== Excerpted records

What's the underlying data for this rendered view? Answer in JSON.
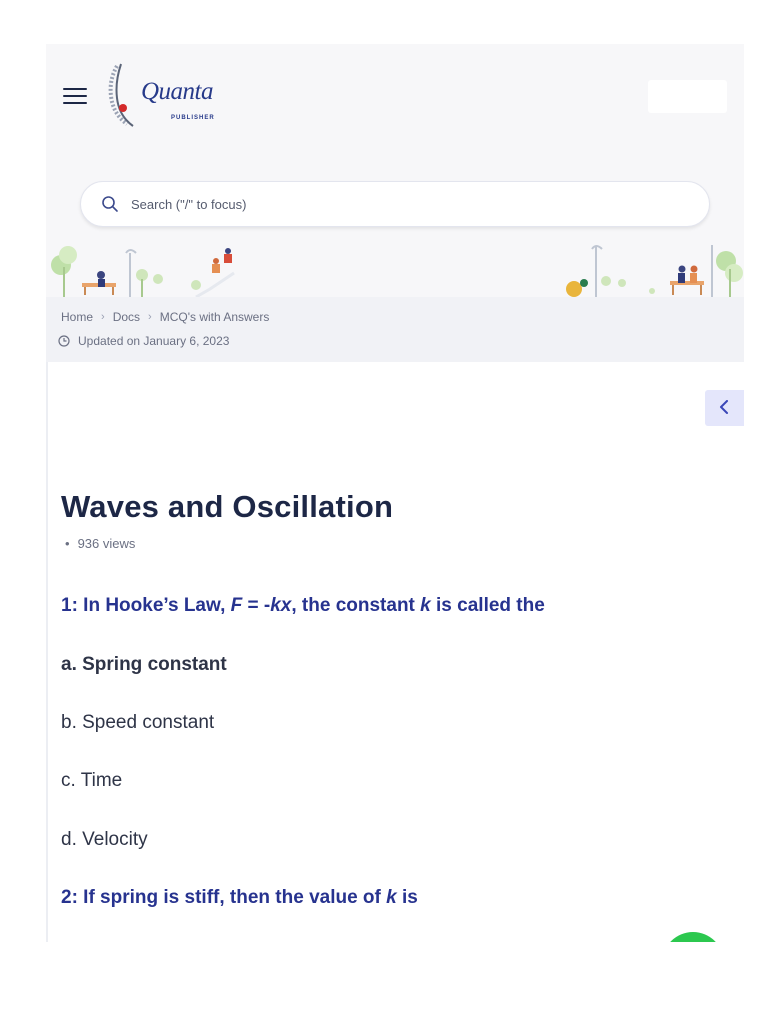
{
  "header": {
    "logo": {
      "name": "Quanta",
      "sub": "PUBLISHER"
    },
    "search_placeholder": "Search (\"/\" to focus)"
  },
  "breadcrumb": {
    "items": [
      "Home",
      "Docs",
      "MCQ's with Answers"
    ],
    "updated": "Updated on January 6, 2023"
  },
  "article": {
    "title": "Waves and Oscillation",
    "views": "936 views",
    "q1": {
      "prefix": "1: In Hooke’s Law, ",
      "formula_f": "F",
      "formula_eq": " = -",
      "formula_kx": "kx",
      "mid": ", the constant ",
      "k": "k",
      "suffix": " is called the"
    },
    "options": [
      {
        "letter": "a. ",
        "text": "Spring constant"
      },
      {
        "letter": "b. ",
        "text": "Speed constant"
      },
      {
        "letter": "c. ",
        "text": "Time"
      },
      {
        "letter": "d. ",
        "text": "Velocity"
      }
    ],
    "q2": {
      "prefix": "2: If spring is stiff, then the value of ",
      "k": "k",
      "suffix": " is"
    }
  },
  "colors": {
    "accent": "#27338f",
    "title": "#1d2746",
    "fab": "#2cc84f",
    "toc": "#e4e6fb"
  },
  "icons": [
    "menu-icon",
    "search-icon",
    "chevron-right-icon",
    "clock-icon",
    "chevron-left-icon",
    "whatsapp-icon"
  ]
}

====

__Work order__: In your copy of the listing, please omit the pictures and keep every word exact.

__Final answer__:
What's the underlying data for this rendered view? Answer in JSON.
{
  "header": {
    "logo": {
      "name": "Quanta",
      "sub": "PUBLISHER"
    },
    "search_placeholder": "Search (\"/\" to focus)"
  },
  "breadcrumb": {
    "items": [
      "Home",
      "Docs",
      "MCQ's with Answers"
    ],
    "updated": "Updated on January 6, 2023"
  },
  "article": {
    "title": "Waves and Oscillation",
    "views": "936 views",
    "q1": {
      "prefix": "1: In Hooke’s Law, ",
      "formula_f": "F",
      "formula_eq": " = -",
      "formula_kx": "kx",
      "mid": ", the constant ",
      "k": "k",
      "suffix": " is called the"
    },
    "options": [
      {
        "letter": "a. ",
        "text": "Spring constant"
      },
      {
        "letter": "b. ",
        "text": "Speed constant"
      },
      {
        "letter": "c. ",
        "text": "Time"
      },
      {
        "letter": "d. ",
        "text": "Velocity"
      }
    ],
    "q2": {
      "prefix": "2: If spring is stiff, then the value of ",
      "k": "k",
      "suffix": " is"
    }
  },
  "colors": {
    "accent": "#27338f",
    "title": "#1d2746",
    "fab": "#2cc84f",
    "toc": "#e4e6fb"
  },
  "icons": [
    "menu-icon",
    "search-icon",
    "chevron-right-icon",
    "clock-icon",
    "chevron-left-icon",
    "whatsapp-icon"
  ]
}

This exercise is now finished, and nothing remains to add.